Several failed peace attempts were undertaken over the years, including a US initiative in 2004. More recently, mediation attempts have been carried out under Betty Bigombe, but observers note that the process has recently fallen through for lack of funds and support, as well as difficulties of negotiating with the LRA leadership while supporting the execution of ICC arrest warrants, and the fact that there are indications that Kampala strongly believes that a military solution is still viable.

UN Documents

Selected Security Council Resolutions
  • S/RES/1663 (24 March 2006) specified that the 1653 report should include recommendations on dealing with the LRA and be issued by 24 April.
  • S/RES/1653 (27 January 2006) requested the Secretary-General’s report on UN mission’s assistance with civilian protection.
  • S/RES/1590 (24 March 2005) established UNMIS.
  • S/RES/1565 (1 October 2004) authorised MONUC to use force against peace spoilers in the DRC.
  • S/RES/1539 (22 April 2004) and 1265 (17 September 2005) express willingness to take measures to protect children and civilians in armed conflict.
Selected Meeting Records
Selected General Assembly Documents
  • A/RES/60/1 (24 October 2005) is the World Summit Outcome.
Selected Reports of Council Missions
Selected Letters
  • S/2006/29 (19 January 2006) contains Kampala’s position on the situation in Northern Uganda.
  • S/2006/13 (9 January 2006) is the Canadian response to Uganda.
  • S/2005/785 (13 December 2005) is the Ugandan letter criticising attempts to bring the issue to the Council.
  • S/2005/667 (25 October 2005) contains the Tripartite Plus One Joint Commission’s recommendations to the Council.

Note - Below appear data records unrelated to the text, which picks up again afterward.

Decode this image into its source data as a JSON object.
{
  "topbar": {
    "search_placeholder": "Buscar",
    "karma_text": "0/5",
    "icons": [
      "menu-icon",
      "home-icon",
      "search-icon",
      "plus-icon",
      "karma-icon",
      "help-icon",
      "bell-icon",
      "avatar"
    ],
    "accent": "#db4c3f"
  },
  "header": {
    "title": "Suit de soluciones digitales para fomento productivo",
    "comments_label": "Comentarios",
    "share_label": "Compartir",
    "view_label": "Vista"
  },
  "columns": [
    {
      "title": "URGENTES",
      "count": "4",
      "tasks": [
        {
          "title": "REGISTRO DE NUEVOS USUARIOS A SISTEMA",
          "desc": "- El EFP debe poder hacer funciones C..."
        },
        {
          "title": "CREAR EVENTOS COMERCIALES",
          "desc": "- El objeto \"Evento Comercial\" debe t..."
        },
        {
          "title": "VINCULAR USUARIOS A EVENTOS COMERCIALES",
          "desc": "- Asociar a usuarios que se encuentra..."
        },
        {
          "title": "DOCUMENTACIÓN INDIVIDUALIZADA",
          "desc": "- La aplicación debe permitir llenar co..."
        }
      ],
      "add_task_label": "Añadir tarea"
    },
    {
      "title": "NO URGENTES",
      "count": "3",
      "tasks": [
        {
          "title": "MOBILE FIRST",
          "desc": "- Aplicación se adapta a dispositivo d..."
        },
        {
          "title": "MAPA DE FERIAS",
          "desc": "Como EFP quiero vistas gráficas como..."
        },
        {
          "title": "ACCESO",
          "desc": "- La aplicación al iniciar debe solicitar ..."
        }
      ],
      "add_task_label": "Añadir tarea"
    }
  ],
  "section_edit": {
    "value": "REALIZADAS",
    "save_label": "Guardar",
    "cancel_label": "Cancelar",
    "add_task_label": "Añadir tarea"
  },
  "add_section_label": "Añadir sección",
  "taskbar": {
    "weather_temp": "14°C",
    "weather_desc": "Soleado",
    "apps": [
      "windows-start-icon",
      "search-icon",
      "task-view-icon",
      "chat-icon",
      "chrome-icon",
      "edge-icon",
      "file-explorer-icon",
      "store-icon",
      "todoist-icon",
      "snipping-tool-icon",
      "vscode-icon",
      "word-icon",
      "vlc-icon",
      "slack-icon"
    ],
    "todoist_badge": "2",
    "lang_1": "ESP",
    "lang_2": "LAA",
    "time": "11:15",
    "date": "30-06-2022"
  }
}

Historical Background

February 2006 President Museveni won a new term in national elections.
27 January 2006

The Council held a meeting on the Great Lakes and requested the 1653 report.

23 January 2006

UN peacekeepers were killed in combat with the LRA.

December 2005

Egeland briefed the Council.

November 2005

Vincent Otti was reported to be willing to restart peace talks and cooperate with the ICC.

October 2005

The ICC unsealed LRA arrest warrants. LRA increased attacks in Sudan and Northern Uganda. The DRC and Uganda discussed the LRA issue during a Tripartite Plus One Joint Commission meeting to defuse tensions. Khartoum authorised Ugandan military incursions, but Kinshasa refused.

September 2005

LRA entered the DRC. Museveni threatened to intervene. Congolese forces acted to disarm LRA fighters.

July 2005

The ICC issued arrest warrants for LRA leaders.

December 2003

Museveni referred the LRA to the ICC.


The LRA insurgency began.


Museveni took power in Uganda.

Useful Additional Sources
Apuuli, Kasaija Phillip, “Amnesty and International Law: The case of the Lord’s Resistance Army insurgents in Northern Uganda”, African Journal on Conflict Resolution, vol. 5, no. 2 (2005), pp. 33-62.

Crisis Group, “A Strategy for Ending Northern Uganda’s Crisis”, Africa Briefing, no. 35 (11 January 2006)

Ruaudel, Héloïse and Timpson, Andrew, “Northern Uganda: from forgotten war to unforgivable crisis – the war against children”, Institute for Security Studies Situation Report (12 December 2005).